The Great Debate (India)
from The Great Debate UK:
Reports that China has asked for a discussion about reserve currencies at next week's expanded Group of Eight summit in Italy has added to confusion about whether the country wants to dethrone the dollar from its status as the world's sole reserve currency. But the very fact the issue has been pushed onto the agenda suggests that a fundamental shift is underway.
Given the U.S. government's enormous borrowing requirements over the next decade to cover the bank bailout, fiscal stimulus and deficits in Social Security and Medicare, the dollar's reserve status depends on emerging markets' continued willingness to accumulate U.S. liabilities rather than switching to other stores of value, such as the euro or the IMF's Special Drawing Right (SDR).

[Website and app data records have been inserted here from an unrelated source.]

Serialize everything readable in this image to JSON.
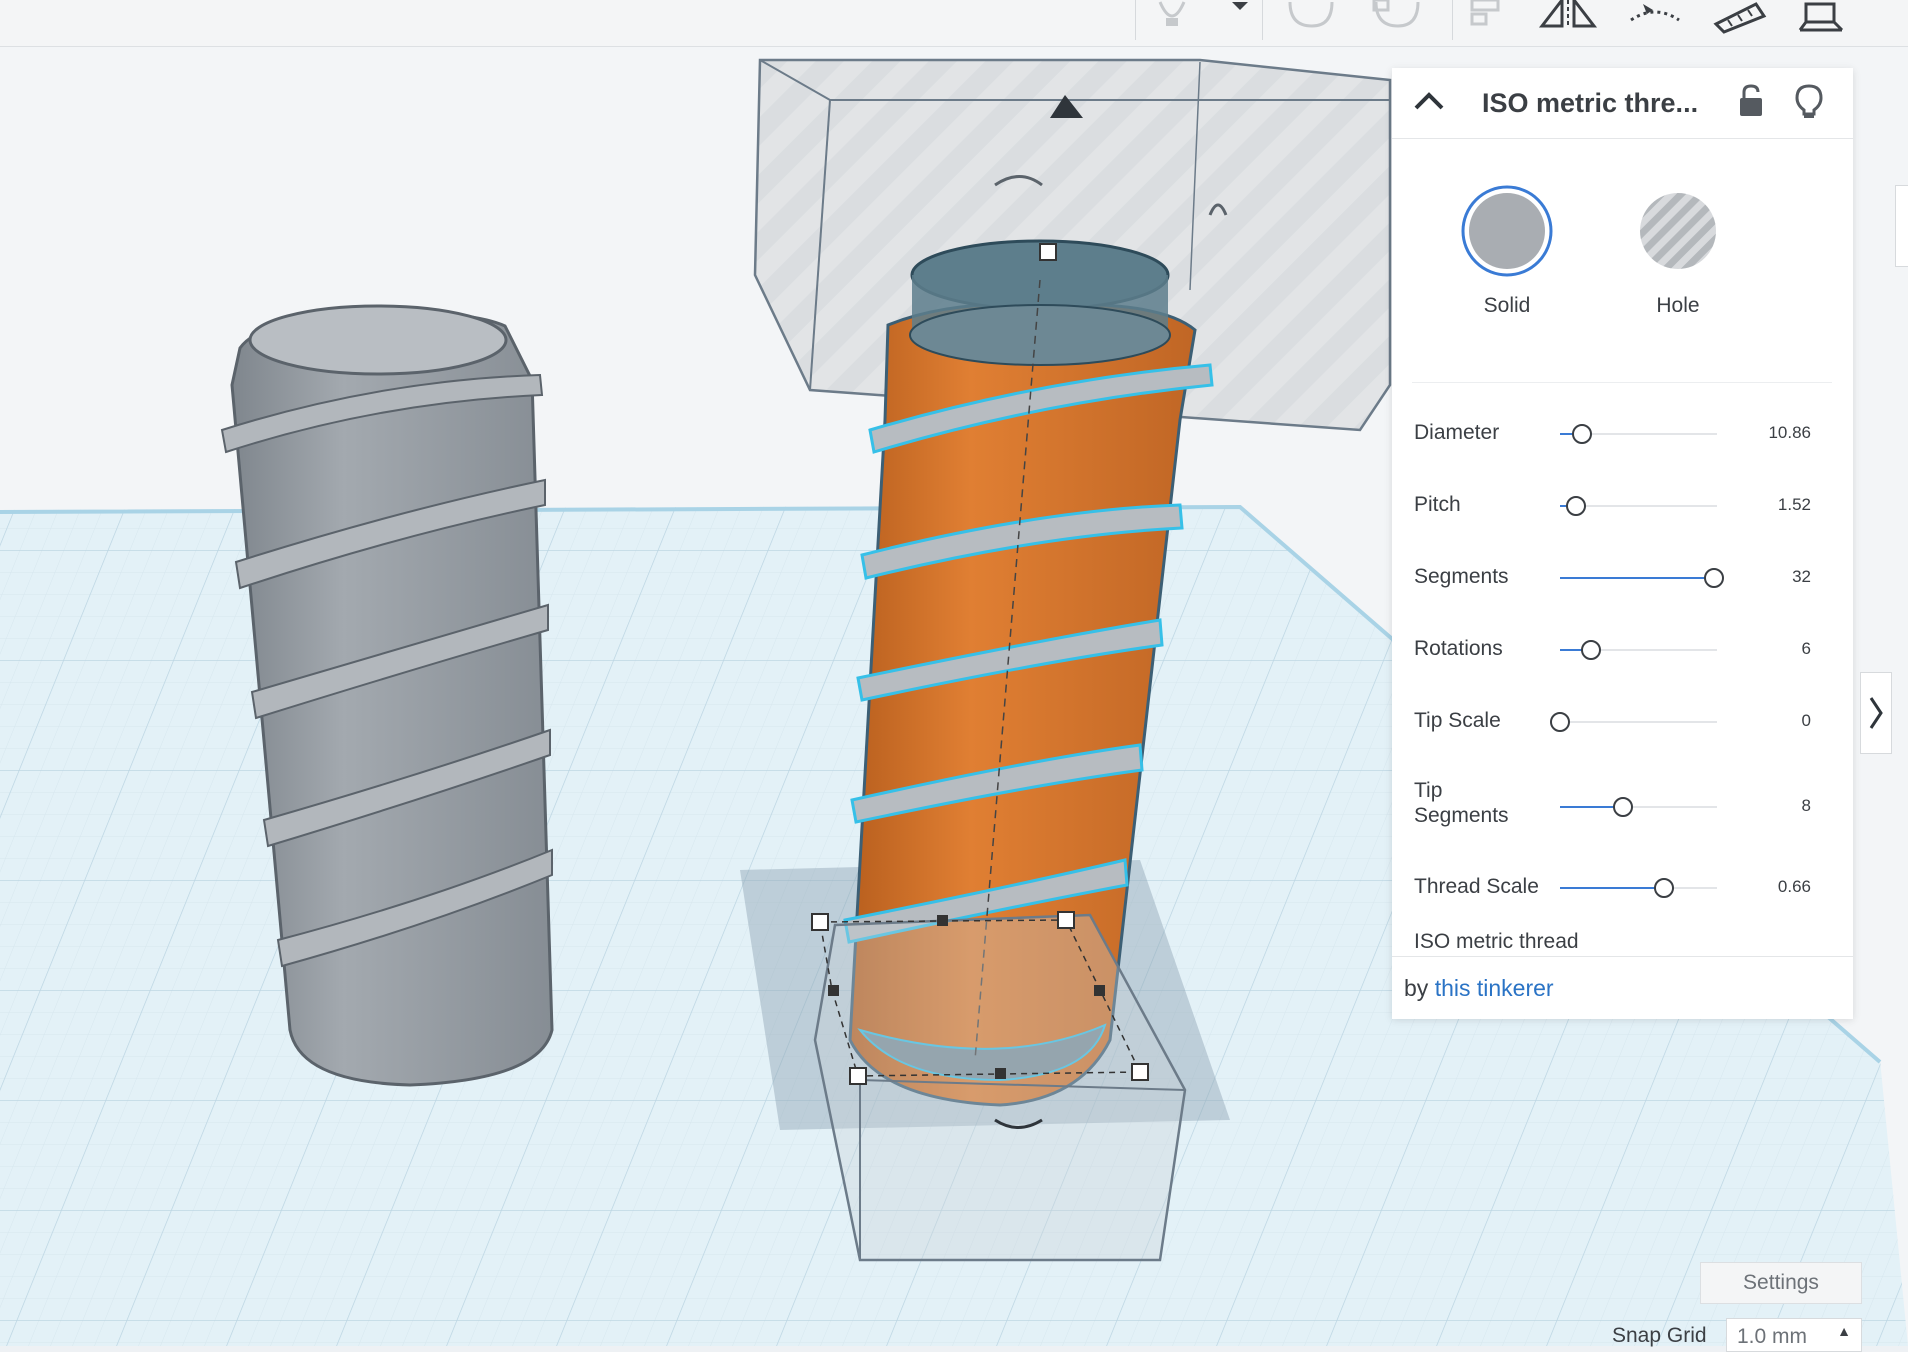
{
  "toolbar": {
    "icons": [
      "lightbulb-icon",
      "chevron-down-icon",
      "group-icon",
      "ungroup-icon",
      "align-icon",
      "mirror-icon",
      "cruise-icon",
      "ruler-icon",
      "workplane-icon"
    ]
  },
  "panel": {
    "title": "ISO metric thre...",
    "modes": [
      {
        "label": "Solid",
        "selected": true
      },
      {
        "label": "Hole",
        "selected": false
      }
    ],
    "params": [
      {
        "label": "Diameter",
        "value": "10.86",
        "level": 0.14
      },
      {
        "label": "Pitch",
        "value": "1.52",
        "level": 0.1
      },
      {
        "label": "Segments",
        "value": "32",
        "level": 0.98
      },
      {
        "label": "Rotations",
        "value": "6",
        "level": 0.2
      },
      {
        "label": "Tip Scale",
        "value": "0",
        "level": 0.0
      },
      {
        "label": "Tip\nSegments",
        "value": "8",
        "level": 0.4
      },
      {
        "label": "Thread Scale",
        "value": "0.66",
        "level": 0.66
      }
    ],
    "shape_name": "ISO metric thread",
    "footer": {
      "by": "by",
      "author": "this tinkerer"
    }
  },
  "bottom": {
    "settings_label": "Settings",
    "snap_label": "Snap Grid",
    "snap_value": "1.0 mm"
  },
  "colors": {
    "accent": "#3a7bd5",
    "selected_shape": "#d9762c",
    "grey_shape": "#9aa1a8",
    "grid": "#d7e9f1"
  }
}
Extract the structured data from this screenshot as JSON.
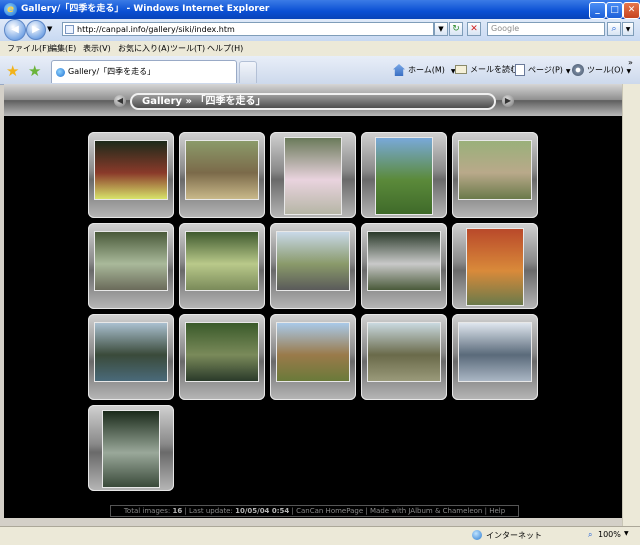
{
  "window": {
    "title": "Gallery/「四季を走る」 - Windows Internet Explorer",
    "controls": {
      "minimize": "_",
      "maximize": "□",
      "close": "✕"
    }
  },
  "toolbar": {
    "back": "◀",
    "forward": "▶",
    "address": "http://canpal.info/gallery/siki/index.htm",
    "refresh": "↻",
    "stop": "✕",
    "search_placeholder": "Google",
    "search_go": "⌕"
  },
  "menu": [
    "ファイル(F)",
    "編集(E)",
    "表示(V)",
    "お気に入り(A)",
    "ツール(T)",
    "ヘルプ(H)"
  ],
  "tabs": {
    "active": "Gallery/「四季を走る」"
  },
  "commandbar": {
    "home": "ホーム(M)",
    "read_mail": "メールを読む",
    "page": "ページ(P)",
    "tools": "ツール(O)"
  },
  "gallery": {
    "title": "Gallery » 「四季を走る」",
    "prev": "◀",
    "next": "▶",
    "thumbnails": [
      {
        "name": "photo-01",
        "orient": "landscape",
        "colors": [
          "#1d2a1a",
          "#8a3a2a",
          "#d8e36a"
        ]
      },
      {
        "name": "photo-02",
        "orient": "landscape",
        "colors": [
          "#8b9a6a",
          "#7b6a4a",
          "#c9b98a"
        ]
      },
      {
        "name": "photo-03",
        "orient": "portrait",
        "colors": [
          "#6a7a5a",
          "#e9d3de",
          "#b6b6a6"
        ]
      },
      {
        "name": "photo-04",
        "orient": "portrait",
        "colors": [
          "#79a9d9",
          "#5b8a3a",
          "#3f6a2a"
        ]
      },
      {
        "name": "photo-05",
        "orient": "landscape",
        "colors": [
          "#9ab07a",
          "#b9a98a",
          "#6a7a4a"
        ]
      },
      {
        "name": "photo-06",
        "orient": "landscape",
        "colors": [
          "#4a5a3a",
          "#a9b99a",
          "#6a6a5a"
        ]
      },
      {
        "name": "photo-07",
        "orient": "landscape",
        "colors": [
          "#3f5a2f",
          "#b9c98a",
          "#7a8a5a"
        ]
      },
      {
        "name": "photo-08",
        "orient": "landscape",
        "colors": [
          "#c9d9e9",
          "#8a9a6a",
          "#5a5a5a"
        ]
      },
      {
        "name": "photo-09",
        "orient": "landscape",
        "colors": [
          "#2a3a2a",
          "#c9c9c9",
          "#4a5a3a"
        ]
      },
      {
        "name": "photo-10",
        "orient": "portrait",
        "colors": [
          "#b9492a",
          "#d98a3a",
          "#6a7a4a"
        ]
      },
      {
        "name": "photo-11",
        "orient": "landscape",
        "colors": [
          "#aac0d0",
          "#3a4a3a",
          "#4a6a7a"
        ]
      },
      {
        "name": "photo-12",
        "orient": "landscape",
        "colors": [
          "#3a5a2a",
          "#7a8a5a",
          "#2a3a2a"
        ]
      },
      {
        "name": "photo-13",
        "orient": "landscape",
        "colors": [
          "#a9c9e9",
          "#9a7a4a",
          "#6a7a3a"
        ]
      },
      {
        "name": "photo-14",
        "orient": "landscape",
        "colors": [
          "#c9d9e0",
          "#6a6a4a",
          "#9a9a7a"
        ]
      },
      {
        "name": "photo-15",
        "orient": "landscape",
        "colors": [
          "#dfe6ee",
          "#5a6a7a",
          "#aab6c4"
        ]
      },
      {
        "name": "photo-16",
        "orient": "portrait",
        "colors": [
          "#1a2a1a",
          "#9aa89a",
          "#3a4a3a"
        ]
      }
    ]
  },
  "footer": {
    "total_label": "Total images:",
    "total_value": "16",
    "update_label": "| Last update:",
    "update_value": "10/05/04 0:54",
    "homepage": "| CanCan HomePage",
    "made_with": "| Made with JAlbum & Chameleon",
    "help": "| Help"
  },
  "status": {
    "zone": "インターネット",
    "zoom": "100%"
  }
}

As the largest buyer of U.S. Treasury securities, China can break the dollar's reserve currency status any time it wants. But it would risk large losses on the stock of U.S. debt that it has bought already. The resulting unstable stability is the foreign exchange version of the Cold War stalemate based on "mutually assured destruction".
Senior Chinese officials have given off mixed signals about their intentions.
When pressed, officials have indicated China will continue to stand by the dollar in the short term and denied the country has begun to diversify its official holdings. But that has not stopped People's Bank of China (PBOC) Governor Zhou Xiaochuan floating the idea of shifting to a super-sovereign currency based around the SDR.